“Doing the right thing shouldn’t be extraordinary, it should be ordinary,” Ulibarri said. Citing the “alphabet soup” of gay-related acronyms, Ulibarri smiled, “I’m a YBBG — I was born young, brilliant, brown and gay.”

Ulibarri said he’d worked with the Center to establish an inclusive policy for transgender inmates held by the Denver Sheriff’s Department and said it was an example of his guiding principle. “Regardless of where you come from, regardless of who you love, regardless of your sexual orientation, gender identity or gender expression, the world should be fair,” he said.

After the awards presentation, Mindy Barton, legal director for The Center, told The Colorado Statesman that the legal operation anticipates being as involved helping implement civil unions as the organization was in helping pass the law, which Gov. John Hickenlooper planned to sign on Thursday, after press time.

The law takes effect on May 1 and some county clerks’ offices plan to open their doors at midnight for impatient couples.

“We’re facing some tough legal questions and may not always know the answers,” Barton said, adding that her team has been working with county clerks and state officials to resolve “hiccups” along the way.

Same-sex couples could face legal hurdles, for instance, if they’ve gotten married in other states and want to enter into a civil union in Colorado, while domestic partnerships or civil unions formed in other states might transfer to Colorado.

“Right now, being married is a bar to getting a civil union,” she said. “So it makes it a little trickier to figure out.” She said her team is urging couples to “documents their intentions” to help sort through what might be a “jumble of different paperwork in different states” before filing for a Colorado civil union.

Down the road, she said, the Center might be involved in lawsuits challenging a state constitutional amendment that restricts marriage to one man and one woman, though she added, “There’s no way to predict if civil unions could lead to specific litigation.” Instead, she said, “It would be a case-by-case situation, to look potential instances of disparate treatment of a couple that has a civil union in this state and a couple that is married in this state. We know there are distinctions between those two areas.”

Still, she hastened to add, “The reason behind going forward with civil unions was never to try to set up a lawsuit. The reason behind civil unions is we want to make sure that committed couples, right now, have protections for their families under a state-relationship-recognition structure.”

Denver Clerk and Recorder Debra Johnson said that the clerk’s statewide association has been working to iron out the wrinkles as the law’s effective date approaches, including coordinating with the Colorado Department of Health on the civil union form itself.

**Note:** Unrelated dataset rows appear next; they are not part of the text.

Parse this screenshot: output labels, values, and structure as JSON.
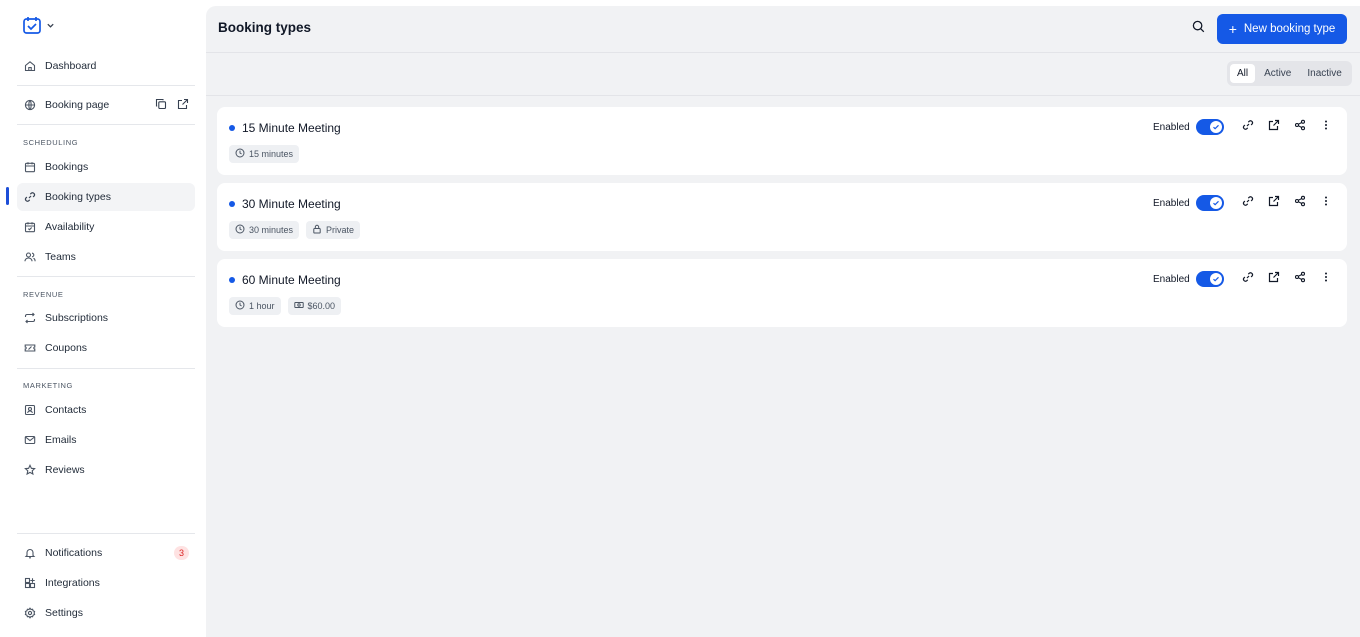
{
  "sidebar": {
    "top_items": [
      {
        "label": "Dashboard",
        "icon": "home-icon"
      },
      {
        "label": "Booking page",
        "icon": "globe-icon"
      }
    ],
    "sections": [
      {
        "title": "SCHEDULING",
        "items": [
          {
            "label": "Bookings",
            "icon": "calendar-icon"
          },
          {
            "label": "Booking types",
            "icon": "link-icon",
            "active": true
          },
          {
            "label": "Availability",
            "icon": "calendar-check-icon"
          },
          {
            "label": "Teams",
            "icon": "users-icon"
          }
        ]
      },
      {
        "title": "REVENUE",
        "items": [
          {
            "label": "Subscriptions",
            "icon": "repeat-icon"
          },
          {
            "label": "Coupons",
            "icon": "ticket-icon"
          }
        ]
      },
      {
        "title": "MARKETING",
        "items": [
          {
            "label": "Contacts",
            "icon": "contact-icon"
          },
          {
            "label": "Emails",
            "icon": "mail-icon"
          },
          {
            "label": "Reviews",
            "icon": "star-icon"
          }
        ]
      }
    ],
    "bottom_items": [
      {
        "label": "Notifications",
        "icon": "bell-icon",
        "badge": "3"
      },
      {
        "label": "Integrations",
        "icon": "grid-plus-icon"
      },
      {
        "label": "Settings",
        "icon": "gear-icon"
      }
    ]
  },
  "header": {
    "title": "Booking types",
    "new_button_label": "New booking type"
  },
  "filters": {
    "options": [
      "All",
      "Active",
      "Inactive"
    ],
    "selected": "All"
  },
  "booking_types": [
    {
      "name": "15 Minute Meeting",
      "status_label": "Enabled",
      "enabled": true,
      "chips": [
        {
          "icon": "clock-icon",
          "text": "15 minutes"
        }
      ]
    },
    {
      "name": "30 Minute Meeting",
      "status_label": "Enabled",
      "enabled": true,
      "chips": [
        {
          "icon": "clock-icon",
          "text": "30 minutes"
        },
        {
          "icon": "lock-icon",
          "text": "Private"
        }
      ]
    },
    {
      "name": "60 Minute Meeting",
      "status_label": "Enabled",
      "enabled": true,
      "chips": [
        {
          "icon": "clock-icon",
          "text": "1 hour"
        },
        {
          "icon": "money-icon",
          "text": "$60.00"
        }
      ]
    }
  ],
  "colors": {
    "accent": "#1559e6",
    "badge_bg": "#fee2e2",
    "badge_text": "#dc2626"
  }
}
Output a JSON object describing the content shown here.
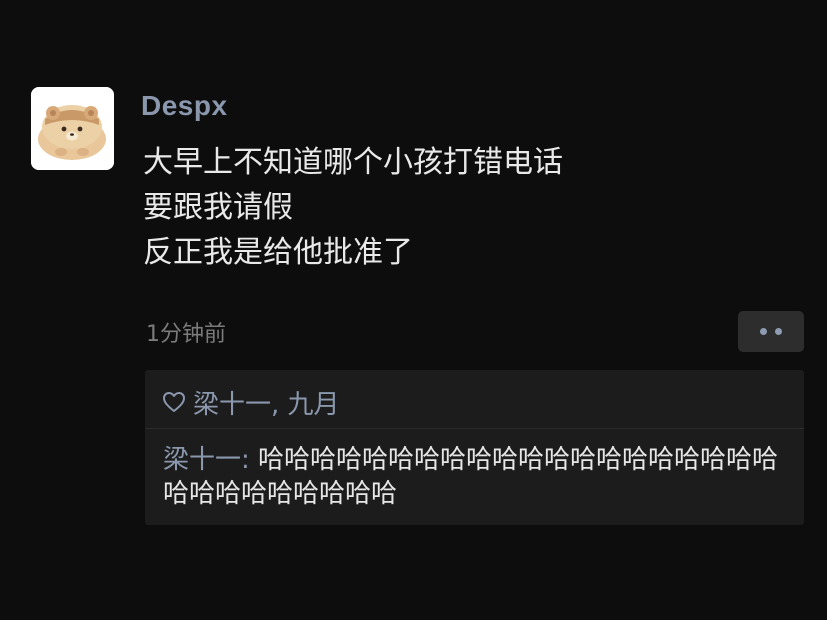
{
  "post": {
    "username": "Despx",
    "content_lines": [
      "大早上不知道哪个小孩打错电话",
      "要跟我请假",
      "反正我是给他批准了"
    ],
    "timestamp": "1分钟前",
    "more_icon": "ellipsis-icon"
  },
  "likes": {
    "icon": "heart-outline-icon",
    "names": "梁十一, 九月"
  },
  "comments": [
    {
      "author": "梁十一",
      "separator": ": ",
      "text": "哈哈哈哈哈哈哈哈哈哈哈哈哈哈哈哈哈哈哈哈哈哈哈哈哈哈哈哈哈"
    }
  ],
  "colors": {
    "background": "#0d0d0d",
    "name_blue": "#8a97ad",
    "panel": "#1c1c1c",
    "text": "#e9e9e9",
    "muted": "#7b7b7b"
  }
}
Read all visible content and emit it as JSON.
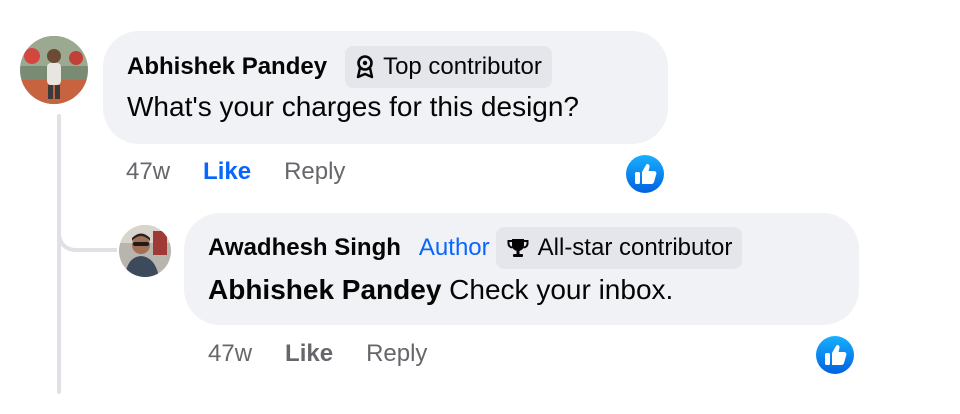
{
  "comment": {
    "author": "Abhishek Pandey",
    "badge": "Top contributor",
    "badge_icon": "medal-icon",
    "text": "What's your charges for this design?",
    "time": "47w",
    "like_label": "Like",
    "like_active": true,
    "reply_label": "Reply",
    "reaction_icon": "thumbs-up-icon"
  },
  "reply": {
    "author": "Awadhesh Singh",
    "author_tag": "Author",
    "badge": "All-star contributor",
    "badge_icon": "trophy-icon",
    "mention": "Abhishek Pandey",
    "text": " Check your inbox.",
    "time": "47w",
    "like_label": "Like",
    "like_active": false,
    "reply_label": "Reply",
    "reaction_icon": "thumbs-up-icon"
  },
  "colors": {
    "accent": "#0866ff",
    "bubble": "#f0f2f5",
    "badge": "#e4e6eb",
    "muted_text": "#65676b",
    "thread_line": "#dfe1e5"
  }
}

“The biggest thing for the clerks is the processing. Because we do a lot of it electronically, we want to make sure our vendors are updating our processes and updating our forms so we can do it,” she said. “I think we’re going to be really ready on May 1.”

Johnson and Boulder County Clerk Hillary Hall’s office have announced that they’ll open their doors at mid-night, as soon as the law takes effect.

In Denver, at least, there could be a big crowd in the lobby. The gay-rights advocacy organization One Colorado, a driving force behind the civil unions law, is planning a celebration the night of April 30, capped by the chance for couples to apply for the licenses. Dubbed the “Civil Soirée” — a twist on last year’s gathering, called the “Uncivil Soirée” after the bill had died in the legislature — the party at the McNichols Building Civic Center will feature a dinner, a photo booth, cake and dancing until midnight, when the party moves across the street to the Denver clerk’s office.